Richard M. Seugling, Precision Engineer and Deputy Program Manager, Target Fabrication Program, Lawrence Livermore National Laboratory
Adam W. Jaycox, Precision Engineer, Additive Manufacturing Initiative, Lawrence Livermore National Laboratory
Lawrence Livermore National Laboratory is a premier applied science laboratory that is part of the National Nuclear Security Administration (NNSA) within the Department of Energy (DOE). This talk with give an overview of the scope and scale of work conducted at LLNL, and provide insight into the day to day life of an engineer at the laboratory. We will present topics ranging from the core mission of supporting the nation’s Stockpile Stewardship Program to the laboratory’s role in cutting edge scientific research in fields such as advanced materials and high powered computing.

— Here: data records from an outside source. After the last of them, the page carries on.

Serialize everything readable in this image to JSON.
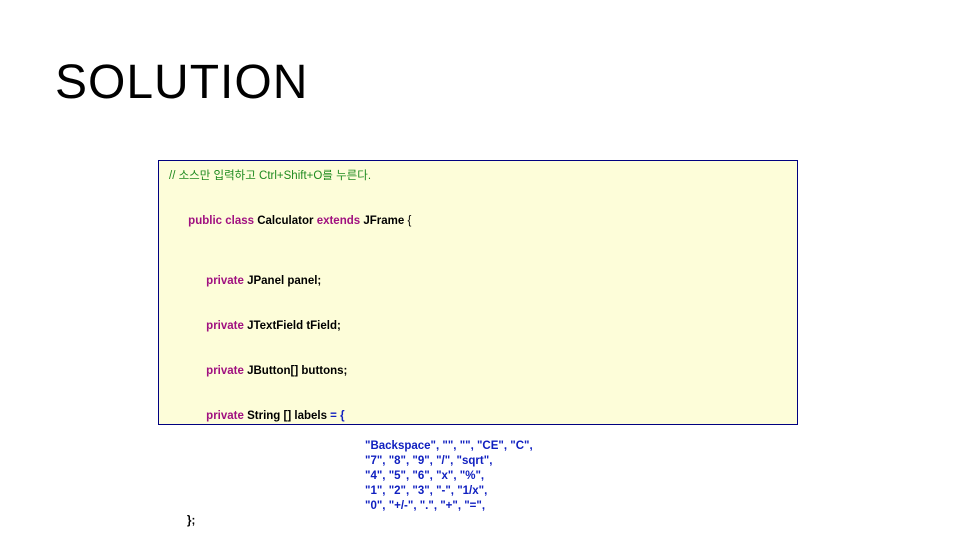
{
  "slide": {
    "title": "SOLUTION"
  },
  "code": {
    "comment": "// 소스만 입력하고 Ctrl+Shift+O를 누른다.",
    "kw_public": "public",
    "kw_class": "class",
    "cls_name": "Calculator",
    "kw_extends": "extends",
    "super_name": "JFrame",
    "brace_open": " {",
    "kw_private": "private",
    "type_jpanel": "JPanel",
    "name_panel": "panel",
    "type_jtextfield": "JTextField",
    "name_tfield": "tField",
    "type_jbutton_arr": "JButton[]",
    "name_buttons": "buttons",
    "type_string_arr": "String []",
    "name_labels": "labels",
    "assign": " = {",
    "semi": ";",
    "arr_line1": "\"Backspace\", \"\", \"\", \"CE\", \"C\",",
    "arr_line2": "\"7\", \"8\", \"9\", \"/\", \"sqrt\",",
    "arr_line3": "\"4\", \"5\", \"6\", \"x\", \"%\",",
    "arr_line4": "\"1\", \"2\", \"3\", \"-\", \"1/x\",",
    "arr_line5": "\"0\", \"+/-\", \".\", \"+\", \"=\",",
    "close": "};"
  }
}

Richard M. Seugling is a Precision Engineer and Deputy Program Manager of the Target Fabrication program at Lawrence Livermore National Laboratory (LLNL). The Target Fabrication program is comprised of over 100 Scientist, Engineers, Technicians and Machinists supporting the design, manufacture and metrology of complex High Energy Density Science experiments on the National Ignition Facility (NIF) and other experimental facilities within the DOE. Richard received his Ph.D. from the University of North Carolina at Charlotte in 2003 after which he was awarded an NRC post-doc fellowship at NIST where he spent a year studying small force metrology before taking a full-time position at Lawrence Livermore National Laboratory. Richard’s research interests include meso-scale metrology, advanced manufacture of precision structures, x-ray metrology, precision forming and diamond machining.

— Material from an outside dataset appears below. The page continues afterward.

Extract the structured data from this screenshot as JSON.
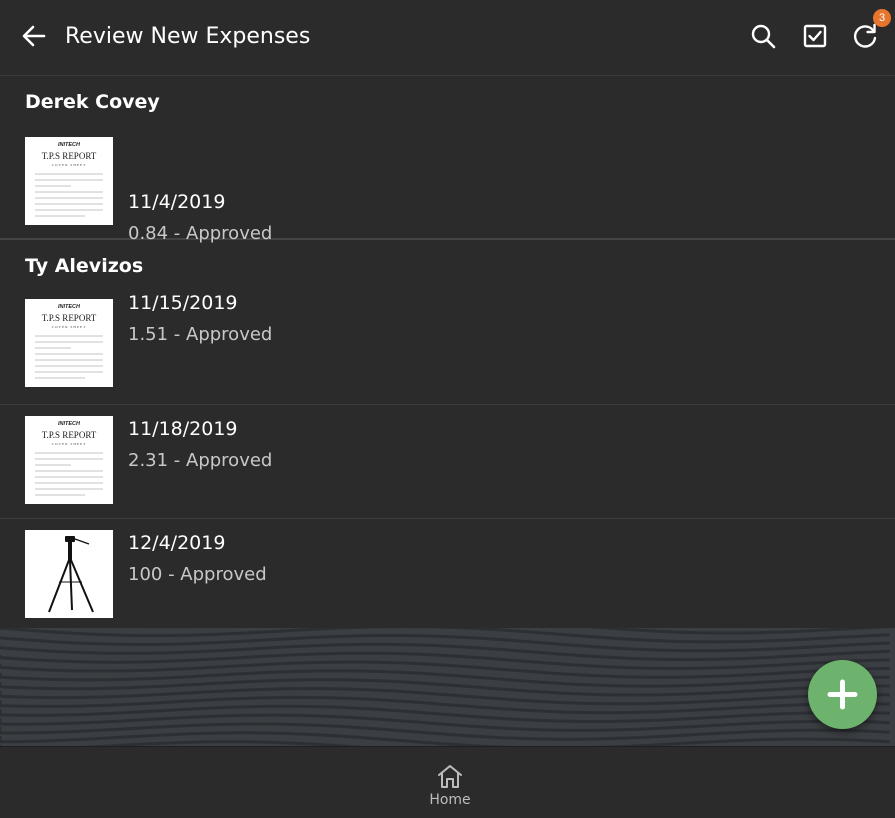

Adam W. Jaycox is a Precision Engineer supporting the Additive Manufacturing initiative at Lawrence Livermore National Laboratory (LLNL). His primary role within the Additive Manufacturing team is to bring deterministic design and operating principles to new processes and equipment with the intent of transitioning technologies from laboratory to production environments. Most recently his work has centered on the design, deployment, and qualification of the next generation of Direct Ink Write additive manufacturing systems in use at LLNL. Adam joined LLNL after receiving his MSME from the University of North Carolina at Charlotte in 2014, where his research focused on precision machine design and instrumentation.